What is our problem with higher education exactly?
Seems like every single day there’s some new article talking about the End Of Higher Ed. It would be interesting, I think, if the same article hasn’t been written over and over again for the last twenty plus years.
The articles go something like:
- “Tuition rates are rising faster than inflation!” Which they have been… for at least 20 years.
- “These sorts of rates are unsustainable!” Which is a little crazy, given that they were unsustainable 20 years ago, and yet college enrollment has risen pretty steadily over that same time period.
- “Now comes $NEW_THING to challenge the existing undergraduate education paradigm!” $NEW_THING has been everything from The Internet to Khan Academy to just not going. And in pretty much every case, the Promised Disruption never amounts to more than a pebble thrown in a lake.
- “So this is why $MY_IDEA is the only way to save higher education!” And here you can insert pretty much anything, from Rick Santorum saying colleges are just left-wing indoctrination centers to saying colleges need to be run like businesses and even, well, whatever the hell “strategic dynamism” is.
And here’s the thing: It’s not just the mouth-foaming b-school profs or the billionaires. I’ve heard people within higher ed itself latch onto this meme. The end is nigh, we know it’s nigh, and all that will save us is $MY_IDEA.
But here’s the problem: Higher education just won’t die in the swift, convenient way the naysayers want it to.
Now, it’s not without trying. Colleges and universities have done a great job digging their own grave over the last 30 years, with the tuition hikes and the unwillingness to change in the face of the Internet. Everyone looks at what’s happened with the music industry (failed repeatedly to understand Napster and iTunes, only to get buried by file sharing and the 99 cent single) and says hey, that’s going to happen to higher ed! Same for the news industry (the commoditization of news and the failure of the paywall) and the book industry (first Barnes and Noble then Amazon crush the slow and stodgy indie bookstores, then the Kindle finally makes e-books viable) — the templates for how universities will die are there.
And yet, universities soldier on. Students keep taking on obscene amounts of debt as states slash higher ed funding. The research money keeps rolling in to universities. And despite the early successes of online education, there has yet to be a sustainable, sensible model backed by a legitimate credentializing process.
So… what gives? Do we hate higher ed? Do we want it to die a horrid death?
I’m starting to wonder if we do.
I mean, consider that Santorum did get traction with that “liberal indoctrination” line. Consider that state schools have in some cases lost more than half their funding.

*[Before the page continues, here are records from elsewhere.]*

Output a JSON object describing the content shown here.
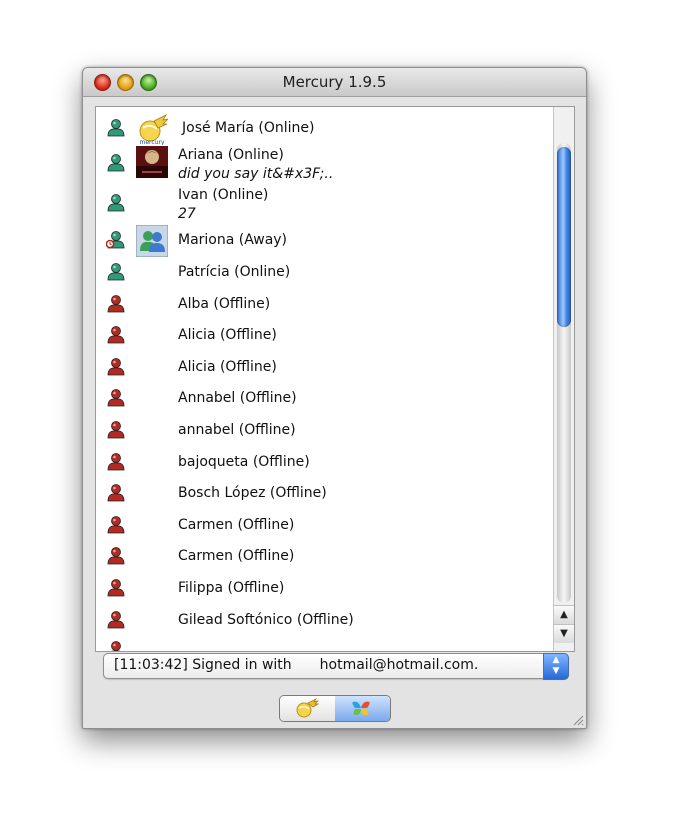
{
  "window": {
    "title": "Mercury 1.9.5"
  },
  "contacts": [
    {
      "name": "José María (Online)",
      "status": "online",
      "avatar": "mercury-logo-avatar",
      "message": ""
    },
    {
      "name": "Ariana (Online)",
      "status": "online",
      "avatar": "photo-avatar",
      "message": "did you say it&#x3F;.."
    },
    {
      "name": "Ivan (Online)",
      "status": "online",
      "avatar": "",
      "message": "27"
    },
    {
      "name": "Mariona (Away)",
      "status": "away",
      "avatar": "msn-people-avatar",
      "message": ""
    },
    {
      "name": "Patrícia (Online)",
      "status": "online",
      "avatar": "",
      "message": ""
    },
    {
      "name": "Alba (Offline)",
      "status": "offline",
      "avatar": "",
      "message": ""
    },
    {
      "name": "Alicia (Offline)",
      "status": "offline",
      "avatar": "",
      "message": ""
    },
    {
      "name": "Alicia (Offline)",
      "status": "offline",
      "avatar": "",
      "message": ""
    },
    {
      "name": "Annabel (Offline)",
      "status": "offline",
      "avatar": "",
      "message": ""
    },
    {
      "name": "annabel (Offline)",
      "status": "offline",
      "avatar": "",
      "message": ""
    },
    {
      "name": "bajoqueta (Offline)",
      "status": "offline",
      "avatar": "",
      "message": ""
    },
    {
      "name": "Bosch López (Offline)",
      "status": "offline",
      "avatar": "",
      "message": ""
    },
    {
      "name": "Carmen (Offline)",
      "status": "offline",
      "avatar": "",
      "message": ""
    },
    {
      "name": "Carmen (Offline)",
      "status": "offline",
      "avatar": "",
      "message": ""
    },
    {
      "name": "Filippa (Offline)",
      "status": "offline",
      "avatar": "",
      "message": ""
    },
    {
      "name": "Gilead Softónico (Offline)",
      "status": "offline",
      "avatar": "",
      "message": ""
    }
  ],
  "status_bar": {
    "time": "[11:03:42] Signed in with",
    "account": "hotmail@hotmail.com."
  },
  "footer": {
    "left_button_icon": "mercury-icon",
    "right_button_icon": "msn-butterfly-icon"
  },
  "colors": {
    "online": "#2f9a7a",
    "away": "#2f9a7a",
    "offline": "#b22a22",
    "scroll_thumb": "#3f82e0"
  }
}
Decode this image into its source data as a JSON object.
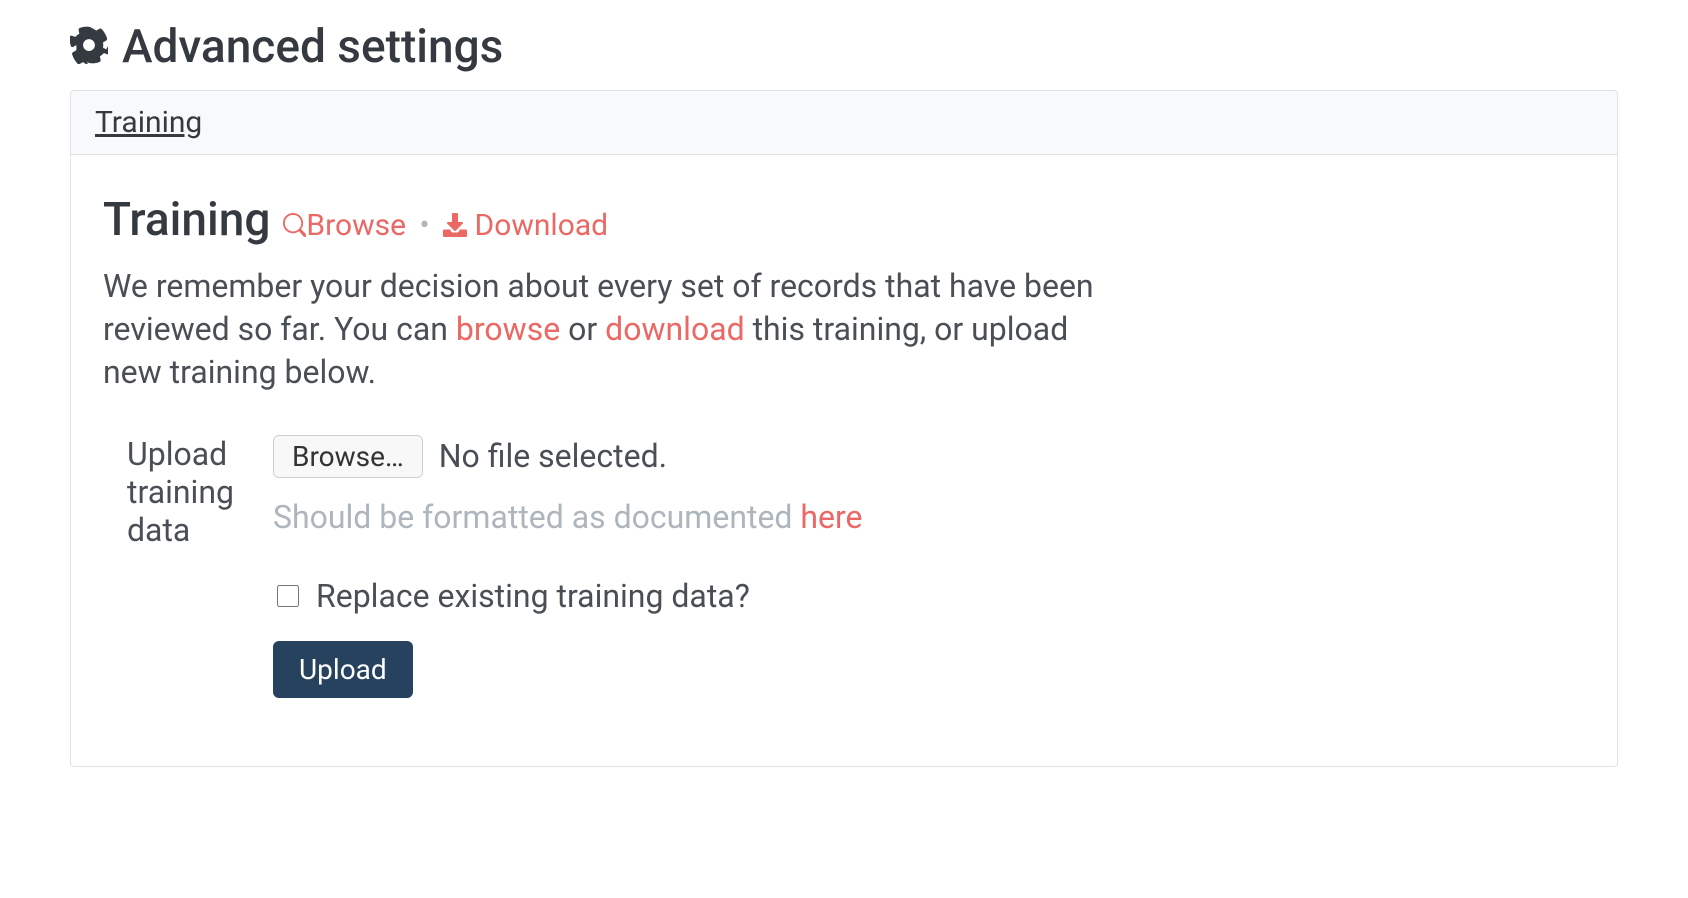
{
  "page_title": "Advanced settings",
  "tabs": [
    {
      "label": "Training"
    }
  ],
  "training": {
    "heading": "Training",
    "browse_link": "Browse",
    "download_link": "Download",
    "separator": "•",
    "description_parts": {
      "p1": "We remember your decision about every set of records that have been reviewed so far. You can ",
      "browse": "browse",
      "p2": " or ",
      "download": "download",
      "p3": " this training, or upload new training below."
    },
    "upload_label": "Upload training data",
    "file_button": "Browse…",
    "file_status": "No file selected.",
    "help_prefix": "Should be formatted as documented ",
    "help_link": "here",
    "replace_label": "Replace existing training data?",
    "submit_label": "Upload"
  }
}
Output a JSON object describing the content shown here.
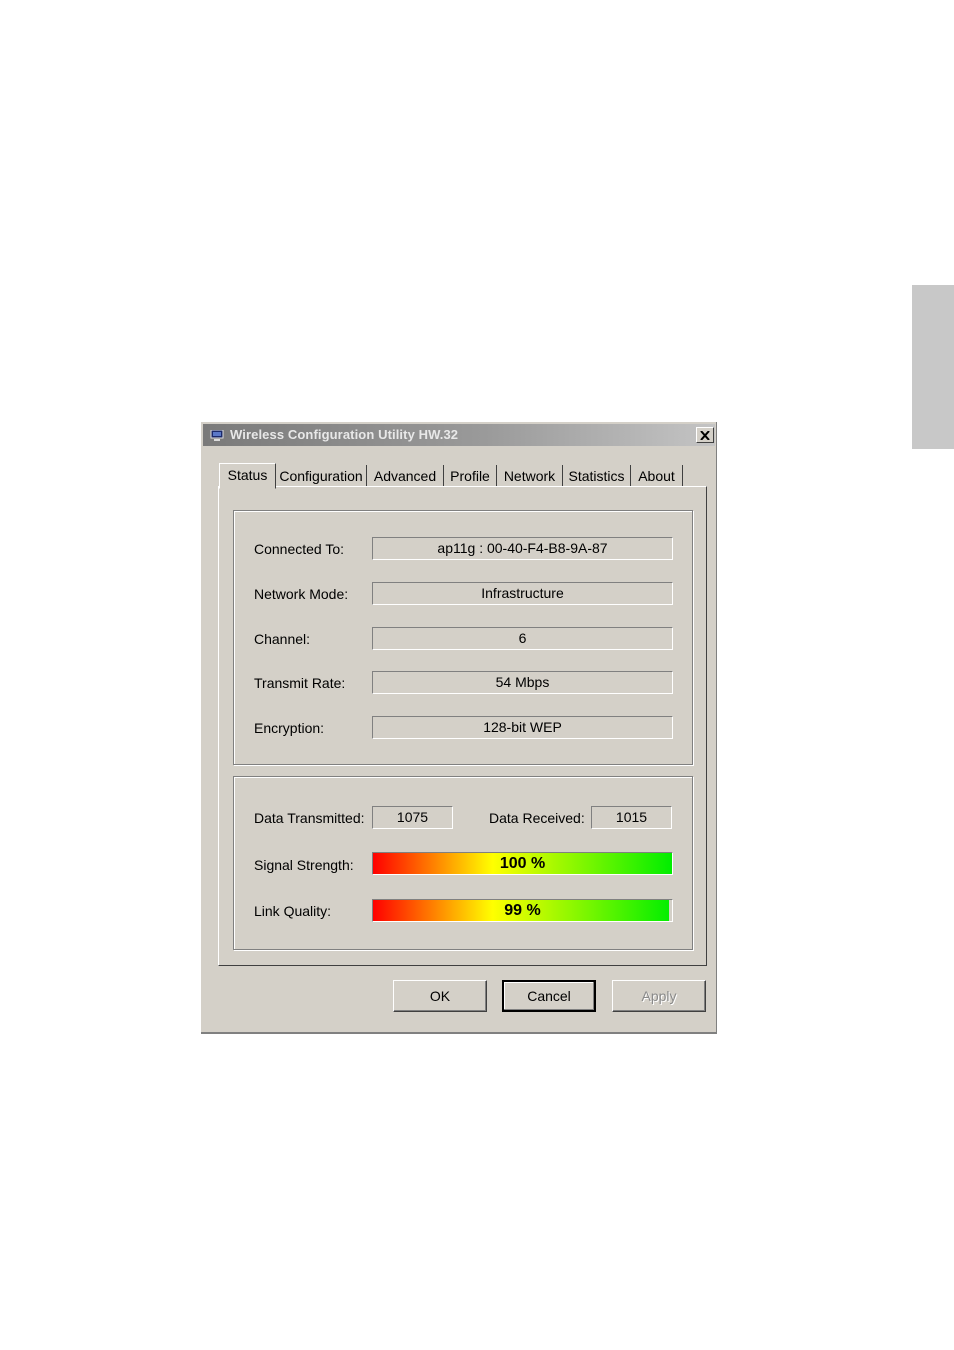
{
  "window": {
    "title": "Wireless Configuration Utility HW.32"
  },
  "tabs": [
    {
      "label": "Status",
      "active": true
    },
    {
      "label": "Configuration"
    },
    {
      "label": "Advanced"
    },
    {
      "label": "Profile"
    },
    {
      "label": "Network"
    },
    {
      "label": "Statistics"
    },
    {
      "label": "About"
    }
  ],
  "status": {
    "connected_to": {
      "label": "Connected To:",
      "value": "ap11g : 00-40-F4-B8-9A-87"
    },
    "network_mode": {
      "label": "Network Mode:",
      "value": "Infrastructure"
    },
    "channel": {
      "label": "Channel:",
      "value": "6"
    },
    "transmit_rate": {
      "label": "Transmit Rate:",
      "value": "54 Mbps"
    },
    "encryption": {
      "label": "Encryption:",
      "value": "128-bit WEP"
    }
  },
  "traffic": {
    "data_transmitted": {
      "label": "Data Transmitted:",
      "value": "1075"
    },
    "data_received": {
      "label": "Data Received:",
      "value": "1015"
    },
    "signal_strength": {
      "label": "Signal Strength:",
      "text": "100 %",
      "percent": 100
    },
    "link_quality": {
      "label": "Link Quality:",
      "text": "99 %",
      "percent": 99
    }
  },
  "buttons": {
    "ok": "OK",
    "cancel": "Cancel",
    "apply": "Apply"
  },
  "icons": {
    "app": "network-adapter-icon",
    "close": "close-icon"
  }
}
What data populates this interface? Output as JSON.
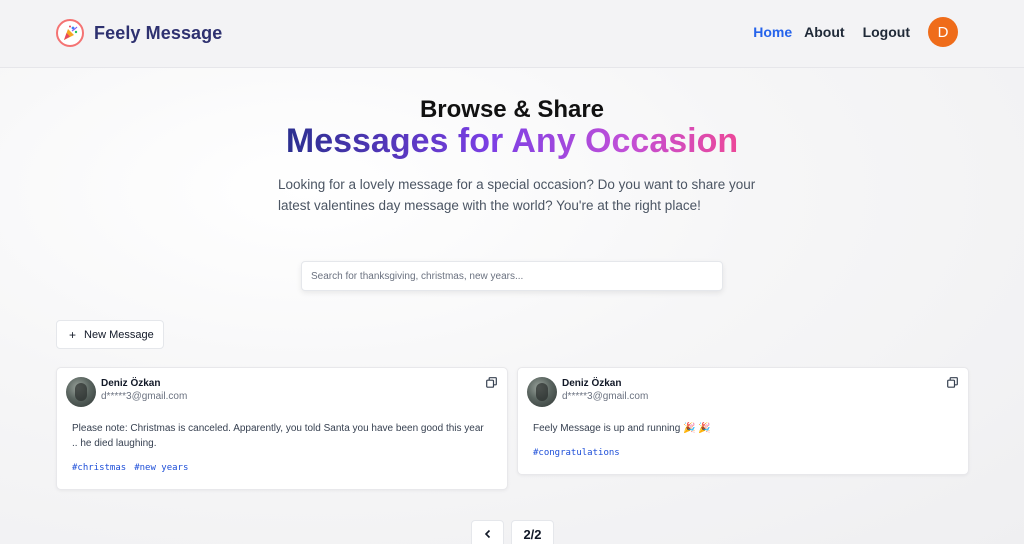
{
  "header": {
    "brand_name": "Feely Message",
    "nav": {
      "home": "Home",
      "about": "About",
      "logout": "Logout"
    },
    "avatar_initial": "D",
    "icons": {
      "logo": "party-popper-icon"
    }
  },
  "hero": {
    "line1": "Browse & Share",
    "line2": "Messages for Any Occasion",
    "description": "Looking for a lovely message for a special occasion? Do you want to share your latest valentines day message with the world? You're at the right place!"
  },
  "search": {
    "placeholder": "Search for thanksgiving, christmas, new years..."
  },
  "new_message": {
    "label": "New Message",
    "icon": "plus-icon"
  },
  "messages": [
    {
      "author": "Deniz Özkan",
      "email": "d*****3@gmail.com",
      "text": "Please note: Christmas is canceled. Apparently, you told Santa you have been good this year .. he died laughing.",
      "tags": [
        "#christmas",
        "#new years"
      ]
    },
    {
      "author": "Deniz Özkan",
      "email": "d*****3@gmail.com",
      "text": "Feely Message is up and running 🎉 🎉",
      "tags": [
        "#congratulations"
      ]
    }
  ],
  "pagination": {
    "label": "2/2",
    "prev_icon": "chevron-left-icon"
  },
  "colors": {
    "brand": "#2e3170",
    "accent": "#2563eb",
    "avatar": "#ef6c1a",
    "tag": "#1d4ed8"
  }
}
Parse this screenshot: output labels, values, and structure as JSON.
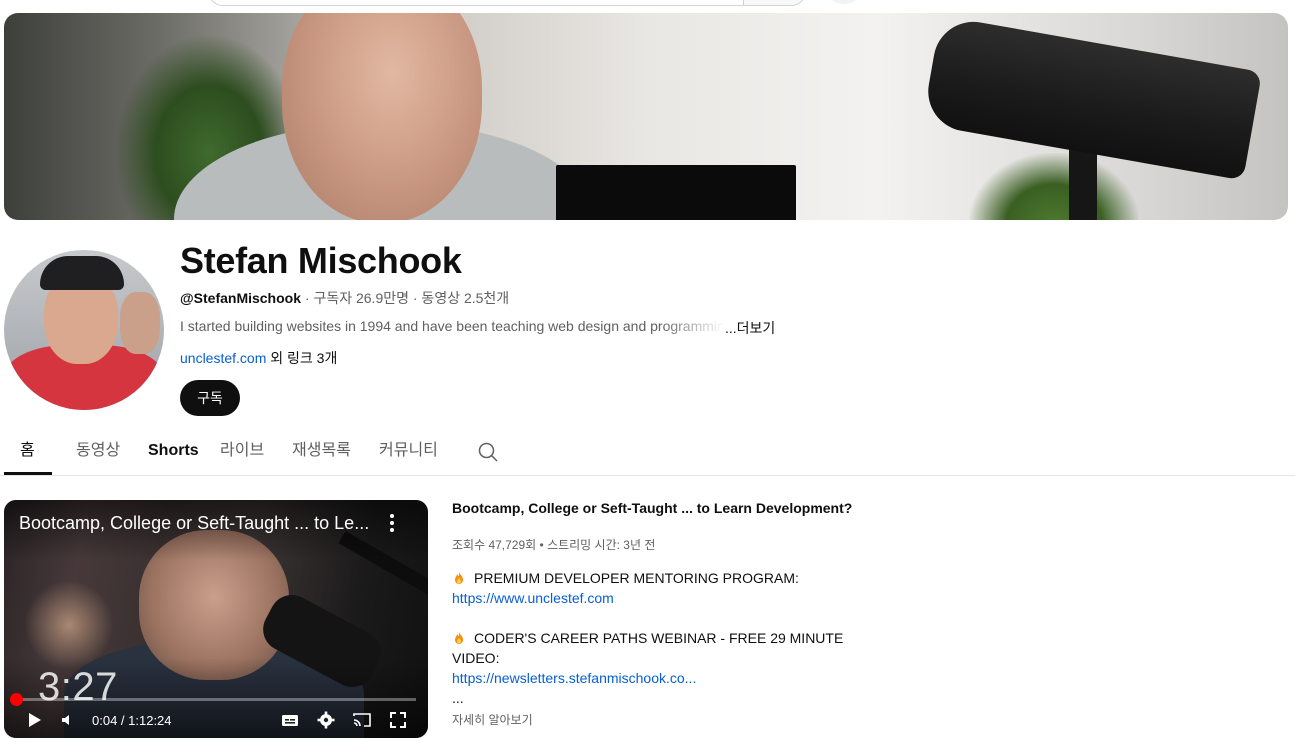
{
  "channel": {
    "name": "Stefan Mischook",
    "handle": "@StefanMischook",
    "stats": " · 구독자 26.9만명 · 동영상 2.5천개",
    "description": "I started building websites in 1994 and have been teaching web design and programming",
    "more_label": "...더보기",
    "link_text": "unclestef.com",
    "link_extra": " 외 링크 3개",
    "subscribe_label": "구독"
  },
  "tabs": [
    {
      "label": "홈"
    },
    {
      "label": "동영상"
    },
    {
      "label": "Shorts"
    },
    {
      "label": "라이브"
    },
    {
      "label": "재생목록"
    },
    {
      "label": "커뮤니티"
    }
  ],
  "featured_video": {
    "overlay_title": "Bootcamp, College or Seft-Taught ... to Le...",
    "thumbnail_duration": "3:27",
    "time": "0:04 / 1:12:24",
    "progress_fraction": 0.001,
    "details": {
      "title": "Bootcamp, College or Seft-Taught ... to Learn Development?",
      "stats": "조회수 47,729회 • 스트리밍 시간: 3년 전",
      "line1": "PREMIUM DEVELOPER MENTORING PROGRAM:",
      "link1": "https://www.unclestef.com",
      "line2": "CODER'S CAREER PATHS WEBINAR - FREE 29 MINUTE",
      "line3": "VIDEO:",
      "link2": "https://newsletters.stefanmischook.co...",
      "ellipsis": "...",
      "more": "자세히 알아보기"
    }
  },
  "icons": {
    "tab_search": "search-icon",
    "video_menu": "more-vert-icon",
    "fire": "fire-icon",
    "controls": [
      "play-icon",
      "volume-icon",
      "subtitles-icon",
      "settings-icon",
      "cast-icon",
      "fullscreen-icon"
    ]
  },
  "colors": {
    "link": "#065fd4",
    "progress": "#ff0000",
    "subscribe_bg": "#0f0f0f"
  }
}
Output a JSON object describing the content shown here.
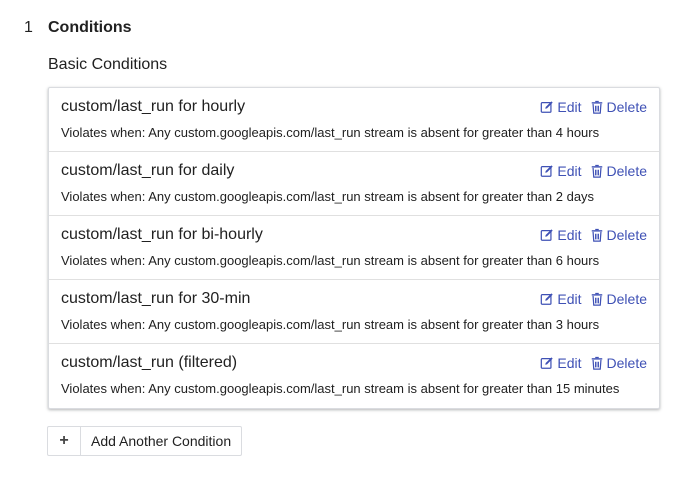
{
  "section": {
    "number": "1",
    "title": "Conditions"
  },
  "subheading": "Basic Conditions",
  "conditions": [
    {
      "name": "custom/last_run for hourly",
      "description": "Violates when: Any custom.googleapis.com/last_run stream is absent for greater than 4 hours"
    },
    {
      "name": "custom/last_run for daily",
      "description": "Violates when: Any custom.googleapis.com/last_run stream is absent for greater than 2 days"
    },
    {
      "name": "custom/last_run for bi-hourly",
      "description": "Violates when: Any custom.googleapis.com/last_run stream is absent for greater than 6 hours"
    },
    {
      "name": "custom/last_run for 30-min",
      "description": "Violates when: Any custom.googleapis.com/last_run stream is absent for greater than 3 hours"
    },
    {
      "name": "custom/last_run (filtered)",
      "description": "Violates when: Any custom.googleapis.com/last_run stream is absent for greater than 15 minutes"
    }
  ],
  "actions": {
    "edit_label": "Edit",
    "delete_label": "Delete",
    "edit_icon": "pencil-square-icon",
    "delete_icon": "trash-icon"
  },
  "add_button": {
    "icon": "+",
    "label": "Add Another Condition"
  },
  "colors": {
    "link": "#3f51b5",
    "text": "#212121",
    "border": "#dadce0"
  }
}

Consider that, despite the clear signs that running a school like a business is a fool’s game, the drumbeat for business-ifying higher ed marches on.
And inside higher ed, everyone hates the bureaucracy, the faculty politics, the problems with trying to innovate in an institution resistant to change.
Perhaps this is all wishcasting.
We’ve managed to condemn the entirety of the degree process — and the immense uplift of wealth and knowledge that has resulted from our last century of investment in Western education — without considering why it’s important, and why it continues to hold value despite our economic and political pressures against it.
And we cannot seem to look beyond our white, middle class view of things to ask if perhaps William Gibson was right: “The future is already here — it’s just not very evenly distributed.” I don’t think anyone saw the Kindle coming, but within two years the days of the publishing industry’s control of the print market were numbered. And I don’t think anyone really understood what Napster wrought until Apple finally built a model for people to legally and easily obtain music.
The future of higher education may already be here. But I bet it won’t be done by anyone you expect. After all, AT&T insisted they would be the ones who’d bring the future to you. And, well, they didn’t.
The people who could bring you the future of universities may well be the same universities we matriculated from. The naysayers and the b-school libertarians and billionaires have to be ready to accept that the ones they think are least capable to deliver that future may well be the ones delivering it.
Or… perhaps nothing at all will change. Universities haven’t changed much structurally over the last six centuries, really, even in the face of everything that’s happened during that time. They’ve been so resistant to change that what happens outside the ivy and the quad has not often interfered with the day-to-day governance of campus. Are we ready for the change we want never happening?